→ **Try it**:
Could you output each line of the data that follows exactly?

→ **Information provided**:
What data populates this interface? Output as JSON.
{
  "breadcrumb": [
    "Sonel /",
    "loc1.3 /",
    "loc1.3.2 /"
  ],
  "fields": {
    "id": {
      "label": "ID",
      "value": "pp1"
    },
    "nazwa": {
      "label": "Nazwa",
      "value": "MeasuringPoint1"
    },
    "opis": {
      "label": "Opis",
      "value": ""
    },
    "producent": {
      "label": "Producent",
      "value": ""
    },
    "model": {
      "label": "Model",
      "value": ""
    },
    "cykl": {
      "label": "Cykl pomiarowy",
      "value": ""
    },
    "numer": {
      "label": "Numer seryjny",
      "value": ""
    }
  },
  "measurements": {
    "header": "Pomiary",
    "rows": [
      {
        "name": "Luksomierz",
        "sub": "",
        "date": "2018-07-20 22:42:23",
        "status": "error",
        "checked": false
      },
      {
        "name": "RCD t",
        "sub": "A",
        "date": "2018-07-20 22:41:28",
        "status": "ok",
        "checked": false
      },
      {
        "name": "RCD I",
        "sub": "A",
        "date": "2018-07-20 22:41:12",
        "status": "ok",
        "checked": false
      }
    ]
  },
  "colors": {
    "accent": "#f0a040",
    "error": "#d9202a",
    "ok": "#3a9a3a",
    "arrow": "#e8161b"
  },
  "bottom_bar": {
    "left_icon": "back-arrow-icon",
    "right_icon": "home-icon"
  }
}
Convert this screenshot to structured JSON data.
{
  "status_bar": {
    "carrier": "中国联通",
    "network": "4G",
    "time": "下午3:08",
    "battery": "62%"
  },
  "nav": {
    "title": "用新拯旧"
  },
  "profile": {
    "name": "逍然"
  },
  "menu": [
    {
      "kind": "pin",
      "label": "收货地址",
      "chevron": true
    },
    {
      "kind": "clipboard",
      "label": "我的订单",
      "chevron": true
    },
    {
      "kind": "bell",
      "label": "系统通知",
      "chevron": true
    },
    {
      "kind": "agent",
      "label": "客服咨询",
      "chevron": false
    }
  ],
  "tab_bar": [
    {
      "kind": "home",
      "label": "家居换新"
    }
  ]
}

→ **Problem solution**:
What data populates this interface? Output as JSON.
{
  "breadcrumb": [
    "Sonel /",
    "loc1.3 /",
    "loc1.3.2 /"
  ],
  "fields": {
    "id": {
      "label": "ID",
      "value": "pp1"
    },
    "nazwa": {
      "label": "Nazwa",
      "value": "MeasuringPoint1"
    },
    "opis": {
      "label": "Opis",
      "value": ""
    },
    "producent": {
      "label": "Producent",
      "value": ""
    },
    "model": {
      "label": "Model",
      "value": ""
    },
    "cykl": {
      "label": "Cykl pomiarowy",
      "value": ""
    },
    "numer": {
      "label": "Numer seryjny",
      "value": ""
    }
  },
  "measurements": {
    "header": "Pomiary",
    "rows": [
      {
        "name": "Luksomierz",
        "sub": "",
        "date": "2018-07-20 22:42:23",
        "status": "error",
        "checked": false
      },
      {
        "name": "RCD t",
        "sub": "A",
        "date": "2018-07-20 22:41:28",
        "status": "ok",
        "checked": false
      },
      {
        "name": "RCD I",
        "sub": "A",
        "date": "2018-07-20 22:41:12",
        "status": "ok",
        "checked": false
      }
    ]
  },
  "colors": {
    "accent": "#f0a040",
    "error": "#d9202a",
    "ok": "#3a9a3a",
    "arrow": "#e8161b"
  },
  "bottom_bar": {
    "left_icon": "back-arrow-icon",
    "right_icon": "home-icon"
  }
}
Convert this screenshot to structured JSON data.
{
  "status_bar": {
    "carrier": "中国联通",
    "network": "4G",
    "time": "下午3:08",
    "battery": "62%"
  },
  "nav": {
    "title": "用新拯旧"
  },
  "profile": {
    "name": "逍然"
  },
  "menu": [
    {
      "kind": "pin",
      "label": "收货地址",
      "chevron": true
    },
    {
      "kind": "clipboard",
      "label": "我的订单",
      "chevron": true
    },
    {
      "kind": "bell",
      "label": "系统通知",
      "chevron": true
    },
    {
      "kind": "agent",
      "label": "客服咨询",
      "chevron": false
    }
  ],
  "tab_bar": [
    {
      "kind": "home",
      "label": "家居换新"
    }
  ]
}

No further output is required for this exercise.